The word "page" occurs in some of the lines below; copy each of those lines.

____ GIVEN DATA

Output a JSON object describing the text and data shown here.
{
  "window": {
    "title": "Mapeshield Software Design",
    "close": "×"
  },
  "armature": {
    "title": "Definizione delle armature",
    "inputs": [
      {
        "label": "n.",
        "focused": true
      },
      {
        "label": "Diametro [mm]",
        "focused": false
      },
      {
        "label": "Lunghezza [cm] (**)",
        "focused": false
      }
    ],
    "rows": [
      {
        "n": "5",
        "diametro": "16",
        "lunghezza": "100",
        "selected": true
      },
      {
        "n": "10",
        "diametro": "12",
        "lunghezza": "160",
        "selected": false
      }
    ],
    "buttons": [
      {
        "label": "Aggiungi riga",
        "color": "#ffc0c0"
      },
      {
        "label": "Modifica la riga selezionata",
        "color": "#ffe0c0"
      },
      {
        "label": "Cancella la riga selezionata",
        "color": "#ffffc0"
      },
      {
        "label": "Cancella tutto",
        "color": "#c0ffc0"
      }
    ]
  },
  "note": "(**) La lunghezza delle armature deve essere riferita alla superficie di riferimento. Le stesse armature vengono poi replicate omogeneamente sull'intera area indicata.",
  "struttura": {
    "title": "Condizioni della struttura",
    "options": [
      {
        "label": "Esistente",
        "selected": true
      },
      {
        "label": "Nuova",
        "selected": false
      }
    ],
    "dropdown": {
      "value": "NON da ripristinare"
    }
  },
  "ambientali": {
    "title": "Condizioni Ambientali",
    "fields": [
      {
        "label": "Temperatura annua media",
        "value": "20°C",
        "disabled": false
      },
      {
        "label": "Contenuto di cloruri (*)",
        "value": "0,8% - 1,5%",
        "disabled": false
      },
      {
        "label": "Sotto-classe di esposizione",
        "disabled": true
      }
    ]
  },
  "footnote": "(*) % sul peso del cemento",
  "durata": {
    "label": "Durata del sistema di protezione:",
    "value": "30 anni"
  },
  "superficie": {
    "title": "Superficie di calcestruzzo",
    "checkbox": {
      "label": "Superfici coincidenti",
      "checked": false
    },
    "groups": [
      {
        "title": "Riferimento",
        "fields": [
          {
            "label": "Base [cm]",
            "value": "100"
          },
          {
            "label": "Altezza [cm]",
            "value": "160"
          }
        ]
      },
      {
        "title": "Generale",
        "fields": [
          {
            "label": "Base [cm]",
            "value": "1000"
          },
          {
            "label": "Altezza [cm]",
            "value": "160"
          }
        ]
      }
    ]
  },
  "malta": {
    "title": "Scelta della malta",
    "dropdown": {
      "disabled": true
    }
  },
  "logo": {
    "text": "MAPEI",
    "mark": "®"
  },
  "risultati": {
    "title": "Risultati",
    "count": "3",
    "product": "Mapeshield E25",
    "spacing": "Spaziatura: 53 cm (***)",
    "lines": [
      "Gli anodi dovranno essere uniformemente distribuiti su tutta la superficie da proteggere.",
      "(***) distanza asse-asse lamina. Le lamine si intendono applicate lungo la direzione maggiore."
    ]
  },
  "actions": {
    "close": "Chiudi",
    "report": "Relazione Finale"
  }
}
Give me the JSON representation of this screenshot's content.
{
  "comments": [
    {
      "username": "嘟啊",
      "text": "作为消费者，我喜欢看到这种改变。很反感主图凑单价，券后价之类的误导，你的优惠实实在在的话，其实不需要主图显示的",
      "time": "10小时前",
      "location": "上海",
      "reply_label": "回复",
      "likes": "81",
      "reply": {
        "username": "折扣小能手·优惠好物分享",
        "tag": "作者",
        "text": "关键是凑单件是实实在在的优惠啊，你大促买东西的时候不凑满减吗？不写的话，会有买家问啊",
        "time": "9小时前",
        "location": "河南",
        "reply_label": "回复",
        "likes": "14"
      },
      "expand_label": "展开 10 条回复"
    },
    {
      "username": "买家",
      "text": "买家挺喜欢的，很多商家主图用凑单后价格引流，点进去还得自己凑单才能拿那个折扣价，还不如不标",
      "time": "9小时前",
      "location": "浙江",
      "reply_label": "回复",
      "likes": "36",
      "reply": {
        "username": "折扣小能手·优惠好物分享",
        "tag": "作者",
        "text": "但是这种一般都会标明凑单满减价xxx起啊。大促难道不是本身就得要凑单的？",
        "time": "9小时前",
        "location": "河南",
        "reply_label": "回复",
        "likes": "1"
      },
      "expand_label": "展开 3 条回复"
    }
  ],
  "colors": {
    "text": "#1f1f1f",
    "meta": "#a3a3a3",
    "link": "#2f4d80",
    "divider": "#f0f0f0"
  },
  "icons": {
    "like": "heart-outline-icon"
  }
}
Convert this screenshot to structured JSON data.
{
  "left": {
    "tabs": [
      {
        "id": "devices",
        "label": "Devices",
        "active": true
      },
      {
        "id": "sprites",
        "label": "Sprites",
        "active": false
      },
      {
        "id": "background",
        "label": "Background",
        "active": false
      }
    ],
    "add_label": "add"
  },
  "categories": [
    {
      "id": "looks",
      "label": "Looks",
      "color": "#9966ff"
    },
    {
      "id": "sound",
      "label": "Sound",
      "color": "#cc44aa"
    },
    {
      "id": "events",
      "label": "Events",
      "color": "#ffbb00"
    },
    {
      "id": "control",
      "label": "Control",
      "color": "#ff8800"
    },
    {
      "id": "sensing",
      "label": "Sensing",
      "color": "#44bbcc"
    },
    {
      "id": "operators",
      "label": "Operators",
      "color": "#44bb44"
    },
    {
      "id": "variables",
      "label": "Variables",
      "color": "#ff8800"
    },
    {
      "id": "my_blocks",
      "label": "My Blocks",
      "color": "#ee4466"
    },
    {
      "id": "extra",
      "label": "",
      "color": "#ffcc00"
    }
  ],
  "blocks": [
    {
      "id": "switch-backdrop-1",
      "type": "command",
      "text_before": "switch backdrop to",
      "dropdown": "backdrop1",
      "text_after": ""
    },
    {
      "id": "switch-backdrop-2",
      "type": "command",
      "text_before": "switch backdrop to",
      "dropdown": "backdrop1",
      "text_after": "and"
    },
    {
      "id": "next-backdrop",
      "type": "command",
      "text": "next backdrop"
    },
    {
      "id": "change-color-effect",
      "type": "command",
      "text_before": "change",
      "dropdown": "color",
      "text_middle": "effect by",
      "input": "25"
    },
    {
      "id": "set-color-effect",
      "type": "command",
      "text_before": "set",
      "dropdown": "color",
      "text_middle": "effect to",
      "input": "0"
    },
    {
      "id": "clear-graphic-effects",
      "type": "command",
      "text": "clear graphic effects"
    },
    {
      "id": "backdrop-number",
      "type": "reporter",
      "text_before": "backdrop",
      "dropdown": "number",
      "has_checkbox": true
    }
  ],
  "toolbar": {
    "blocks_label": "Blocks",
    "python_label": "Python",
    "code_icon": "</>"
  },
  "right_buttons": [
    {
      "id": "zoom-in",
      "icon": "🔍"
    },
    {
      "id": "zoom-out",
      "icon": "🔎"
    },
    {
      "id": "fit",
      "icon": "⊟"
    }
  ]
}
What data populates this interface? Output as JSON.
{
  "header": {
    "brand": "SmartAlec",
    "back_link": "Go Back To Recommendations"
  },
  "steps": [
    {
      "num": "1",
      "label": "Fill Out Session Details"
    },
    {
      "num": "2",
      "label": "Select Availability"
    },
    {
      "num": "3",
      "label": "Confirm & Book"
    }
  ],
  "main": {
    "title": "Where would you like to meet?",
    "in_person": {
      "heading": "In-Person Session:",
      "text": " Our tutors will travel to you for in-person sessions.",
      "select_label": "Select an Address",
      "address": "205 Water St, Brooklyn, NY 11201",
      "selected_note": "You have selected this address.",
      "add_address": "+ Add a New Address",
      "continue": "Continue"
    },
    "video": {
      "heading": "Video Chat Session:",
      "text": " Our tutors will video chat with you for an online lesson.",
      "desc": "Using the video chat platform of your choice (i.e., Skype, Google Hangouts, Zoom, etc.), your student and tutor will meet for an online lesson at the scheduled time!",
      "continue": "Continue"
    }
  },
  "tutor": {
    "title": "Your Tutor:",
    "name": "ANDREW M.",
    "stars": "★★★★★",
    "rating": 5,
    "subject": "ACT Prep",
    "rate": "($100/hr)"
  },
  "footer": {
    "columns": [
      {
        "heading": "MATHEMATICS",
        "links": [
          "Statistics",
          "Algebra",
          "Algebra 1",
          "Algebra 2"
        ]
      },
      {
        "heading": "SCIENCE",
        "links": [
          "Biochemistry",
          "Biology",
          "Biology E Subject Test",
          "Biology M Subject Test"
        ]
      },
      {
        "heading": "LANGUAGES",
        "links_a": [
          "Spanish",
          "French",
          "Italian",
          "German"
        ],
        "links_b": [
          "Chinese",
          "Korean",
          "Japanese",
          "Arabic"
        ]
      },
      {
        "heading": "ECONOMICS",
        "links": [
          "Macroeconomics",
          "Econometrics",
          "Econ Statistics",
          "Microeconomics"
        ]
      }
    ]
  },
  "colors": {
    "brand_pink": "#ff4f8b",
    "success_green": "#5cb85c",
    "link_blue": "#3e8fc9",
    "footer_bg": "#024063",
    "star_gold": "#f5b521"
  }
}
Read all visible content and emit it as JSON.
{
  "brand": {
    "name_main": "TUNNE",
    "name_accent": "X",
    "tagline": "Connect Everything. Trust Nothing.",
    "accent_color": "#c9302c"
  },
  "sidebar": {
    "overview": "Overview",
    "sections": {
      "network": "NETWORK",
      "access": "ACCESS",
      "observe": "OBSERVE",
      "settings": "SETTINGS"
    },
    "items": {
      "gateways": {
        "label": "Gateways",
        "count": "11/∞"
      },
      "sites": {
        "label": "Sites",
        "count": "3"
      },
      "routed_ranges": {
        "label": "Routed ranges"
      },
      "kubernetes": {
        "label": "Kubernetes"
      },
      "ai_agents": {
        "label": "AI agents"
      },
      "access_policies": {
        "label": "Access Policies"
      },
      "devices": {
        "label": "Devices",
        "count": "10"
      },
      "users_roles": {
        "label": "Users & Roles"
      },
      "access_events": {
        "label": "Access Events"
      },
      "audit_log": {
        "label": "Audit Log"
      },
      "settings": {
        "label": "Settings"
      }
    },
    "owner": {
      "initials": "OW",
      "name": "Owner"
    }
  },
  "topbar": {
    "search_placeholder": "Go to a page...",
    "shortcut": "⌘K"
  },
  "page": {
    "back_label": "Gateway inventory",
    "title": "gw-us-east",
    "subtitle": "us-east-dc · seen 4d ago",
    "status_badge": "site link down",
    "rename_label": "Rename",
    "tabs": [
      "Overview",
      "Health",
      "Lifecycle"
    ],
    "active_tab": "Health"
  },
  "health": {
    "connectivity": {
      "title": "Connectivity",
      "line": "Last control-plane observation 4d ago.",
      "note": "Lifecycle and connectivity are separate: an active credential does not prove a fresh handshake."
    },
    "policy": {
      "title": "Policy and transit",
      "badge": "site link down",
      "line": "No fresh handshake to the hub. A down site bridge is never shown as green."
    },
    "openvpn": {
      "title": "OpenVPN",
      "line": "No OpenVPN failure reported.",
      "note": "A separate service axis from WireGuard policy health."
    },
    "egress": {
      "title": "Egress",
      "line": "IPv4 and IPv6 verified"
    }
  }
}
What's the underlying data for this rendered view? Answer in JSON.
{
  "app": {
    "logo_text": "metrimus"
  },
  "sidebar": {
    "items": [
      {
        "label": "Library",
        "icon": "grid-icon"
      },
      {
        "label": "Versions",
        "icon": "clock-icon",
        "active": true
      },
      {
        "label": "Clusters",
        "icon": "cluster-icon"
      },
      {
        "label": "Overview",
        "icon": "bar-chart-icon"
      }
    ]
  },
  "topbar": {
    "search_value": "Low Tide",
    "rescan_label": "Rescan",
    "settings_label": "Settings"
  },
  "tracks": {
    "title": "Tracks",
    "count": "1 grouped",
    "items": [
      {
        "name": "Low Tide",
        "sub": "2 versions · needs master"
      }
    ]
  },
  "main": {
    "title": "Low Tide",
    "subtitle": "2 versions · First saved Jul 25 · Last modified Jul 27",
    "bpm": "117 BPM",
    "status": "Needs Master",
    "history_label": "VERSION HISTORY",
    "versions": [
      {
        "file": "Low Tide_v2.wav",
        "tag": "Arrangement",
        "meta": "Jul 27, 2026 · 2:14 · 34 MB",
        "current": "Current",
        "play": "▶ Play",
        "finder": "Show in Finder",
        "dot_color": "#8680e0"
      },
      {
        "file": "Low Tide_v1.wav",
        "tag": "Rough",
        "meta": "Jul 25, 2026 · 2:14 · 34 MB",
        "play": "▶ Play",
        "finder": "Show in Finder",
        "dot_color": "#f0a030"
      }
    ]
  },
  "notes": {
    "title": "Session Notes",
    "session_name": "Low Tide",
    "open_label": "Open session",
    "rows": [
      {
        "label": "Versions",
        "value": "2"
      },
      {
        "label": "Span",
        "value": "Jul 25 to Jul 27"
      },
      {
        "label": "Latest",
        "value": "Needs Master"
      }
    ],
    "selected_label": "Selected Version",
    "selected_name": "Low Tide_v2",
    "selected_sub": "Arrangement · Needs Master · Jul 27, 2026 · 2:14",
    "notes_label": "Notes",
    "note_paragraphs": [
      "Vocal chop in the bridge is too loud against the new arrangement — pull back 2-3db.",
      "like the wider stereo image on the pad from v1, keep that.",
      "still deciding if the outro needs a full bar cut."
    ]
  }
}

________

§ FINAL ANSWER:
    "search_placeholder": "Go to a page...",
  "page": {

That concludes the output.